Later that afternoon the rain had let up enough so we could walk through "old town," an area of refurbished, century-old buildings now occupied by businesses that depend on the tourist trade. The Rogue River, famous for river rafting, jet boat excursions and salmon fishing, runs through Grants Pass and attracts many visitors in summer. We both needed a caffeine boost and stopped at a coffee shop where we sat for awhile by the window, watching the people pass by. Next door was a bookstore, a valuable presence in any community. I decided to buy Stephen King's recently published book about his writing life to give to my youngest son who, as a semi-delinquent teenager, learned to love literature, which changed the course of his life, as a result of reading King's work. Of course, I planned to read the book first, ever in search of new insight into the mysteries of writing. The cost of the book was $14.95 and that's what the sales clerk asked me to pay. She smiled at my reaction to the novelty of making a purchase without having to pay state sales tax.

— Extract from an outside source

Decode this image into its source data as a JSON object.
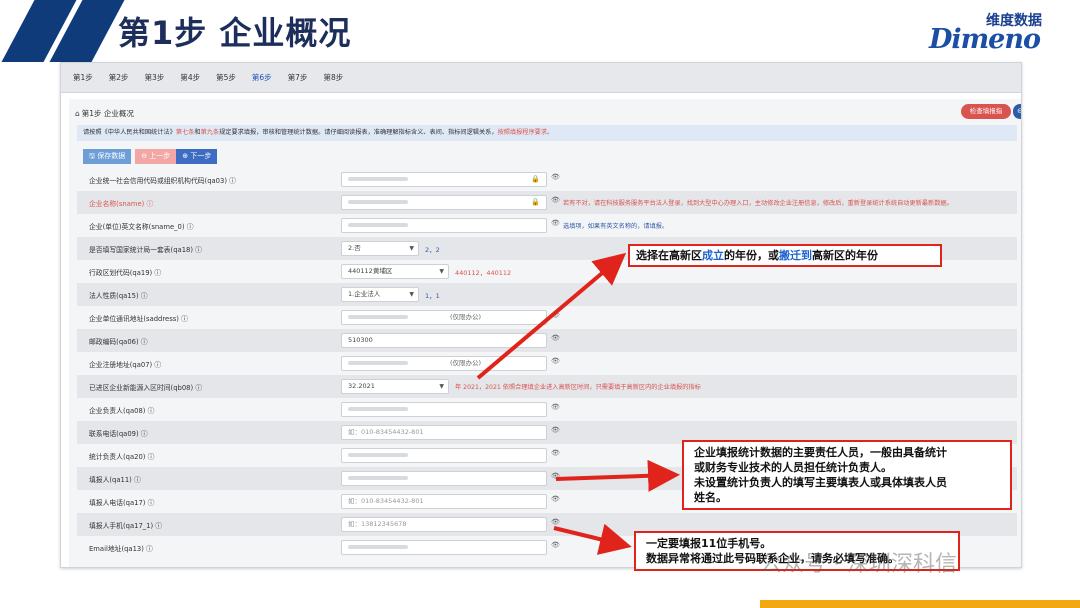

The rain had tapered off to a fine mist by Sunday morning. We both were awake early thinking about one of the houses we'd seen the day before. As we talked over our impressions, we realized that the house met all the requirements on our criteria list, plus it was a latchkey house, realtor terminology for a house ready to be moved into without any additional work. It was also fairly priced within our range. Neither of us would be free of our work commitments for another three months, so it was too soon to make a final decision to buy. But we knew that exceptional buys don't last long in a real estate market that favors the seller. I called our realtor, and she got us an appointment for later that morning. Another party wanted a second look too, but we'd be in ahead of them.
The property is situated only a few hundred yards from the Rogue River. Canada geese and ducks flying low over the rooftops and wisps of fog wafting between the houses told us we were close. The air had that same softness I'd noticed on Friday, after a good rain has washed it clean. The neighborhood was quiet, a place of solitude without the remoteness of country. The house is situated on a pie-shaped lot at the apex of two streets, providing more yard space and distance from neighbors. Care had been given in planning the landscaping, which gave the house a park-like setting. We took our time going through the house, knowing this would be our last chance to see it before making our decision. The idea of buying a home after one or two brief visits is like submitting to an arranged marriage. You can't possibly know what you're getting, and so you just jump in with the crazy hope that it'll work out.
But the house felt right to us. At the end of the walk-through, we paused in the kitchen, newly remodeled the year before to open onto the living and dining areas. I imagined myself preparing meals there for the two of us and for family and friends when they'd come to visit. Rich asked me what I thought of the house. I said, "I could live here," thinking as the words came out of my mouth of my four sons and their families who would be a long day's drive away me. We bought the house that day, celebrating over brunch with our realtor and her husband. They took us to the kind of restaurant we've learned to expect in Grants Pass: comfortable, good food, reasonable prices and friendly service.
That first rainy weekend in Oregon we found our new place. We still faced the larger task of making it our home.